### WORK ITEM
Output the line containing "Extract the structured" and all subsequent lines of the listing below, copied exactly, with no other lines.

### DATA RECORDS
-.-.-
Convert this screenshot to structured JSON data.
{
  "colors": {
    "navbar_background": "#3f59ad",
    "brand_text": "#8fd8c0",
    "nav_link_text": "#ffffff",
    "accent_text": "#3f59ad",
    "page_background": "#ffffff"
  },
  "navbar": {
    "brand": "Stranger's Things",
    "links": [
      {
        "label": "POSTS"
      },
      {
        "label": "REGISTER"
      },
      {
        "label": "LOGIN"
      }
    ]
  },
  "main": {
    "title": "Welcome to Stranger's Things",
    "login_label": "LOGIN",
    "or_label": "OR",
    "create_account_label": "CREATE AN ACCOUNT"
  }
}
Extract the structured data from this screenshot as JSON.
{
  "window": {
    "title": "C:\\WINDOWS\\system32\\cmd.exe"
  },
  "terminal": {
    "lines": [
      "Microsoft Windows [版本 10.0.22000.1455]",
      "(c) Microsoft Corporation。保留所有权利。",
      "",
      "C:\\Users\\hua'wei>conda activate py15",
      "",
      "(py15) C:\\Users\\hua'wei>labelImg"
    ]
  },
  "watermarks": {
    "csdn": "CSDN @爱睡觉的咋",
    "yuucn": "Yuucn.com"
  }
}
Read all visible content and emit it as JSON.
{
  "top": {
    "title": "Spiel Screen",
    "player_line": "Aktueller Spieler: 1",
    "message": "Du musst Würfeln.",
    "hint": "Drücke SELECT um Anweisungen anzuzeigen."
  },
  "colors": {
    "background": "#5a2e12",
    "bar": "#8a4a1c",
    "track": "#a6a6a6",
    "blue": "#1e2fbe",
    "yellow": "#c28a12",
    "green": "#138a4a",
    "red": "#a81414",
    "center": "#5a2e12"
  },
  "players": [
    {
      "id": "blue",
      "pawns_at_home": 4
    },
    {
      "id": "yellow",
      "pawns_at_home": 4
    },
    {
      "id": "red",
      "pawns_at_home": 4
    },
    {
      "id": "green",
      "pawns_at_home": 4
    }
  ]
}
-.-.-
### ANSWER TO THIS TASK
Extract the structured data from this screenshot as JSON.
{
  "window": {
    "title": "C:\\WINDOWS\\system32\\cmd.exe"
  },
  "terminal": {
    "lines": [
      "Microsoft Windows [版本 10.0.22000.1455]",
      "(c) Microsoft Corporation。保留所有权利。",
      "",
      "C:\\Users\\hua'wei>conda activate py15",
      "",
      "(py15) C:\\Users\\hua'wei>labelImg"
    ]
  },
  "watermarks": {
    "csdn": "CSDN @爱睡觉的咋",
    "yuucn": "Yuucn.com"
  }
}
Read all visible content and emit it as JSON.
{
  "top": {
    "title": "Spiel Screen",
    "player_line": "Aktueller Spieler: 1",
    "message": "Du musst Würfeln.",
    "hint": "Drücke SELECT um Anweisungen anzuzeigen."
  },
  "colors": {
    "background": "#5a2e12",
    "bar": "#8a4a1c",
    "track": "#a6a6a6",
    "blue": "#1e2fbe",
    "yellow": "#c28a12",
    "green": "#138a4a",
    "red": "#a81414",
    "center": "#5a2e12"
  },
  "players": [
    {
      "id": "blue",
      "pawns_at_home": 4
    },
    {
      "id": "yellow",
      "pawns_at_home": 4
    },
    {
      "id": "red",
      "pawns_at_home": 4
    },
    {
      "id": "green",
      "pawns_at_home": 4
    }
  ]
}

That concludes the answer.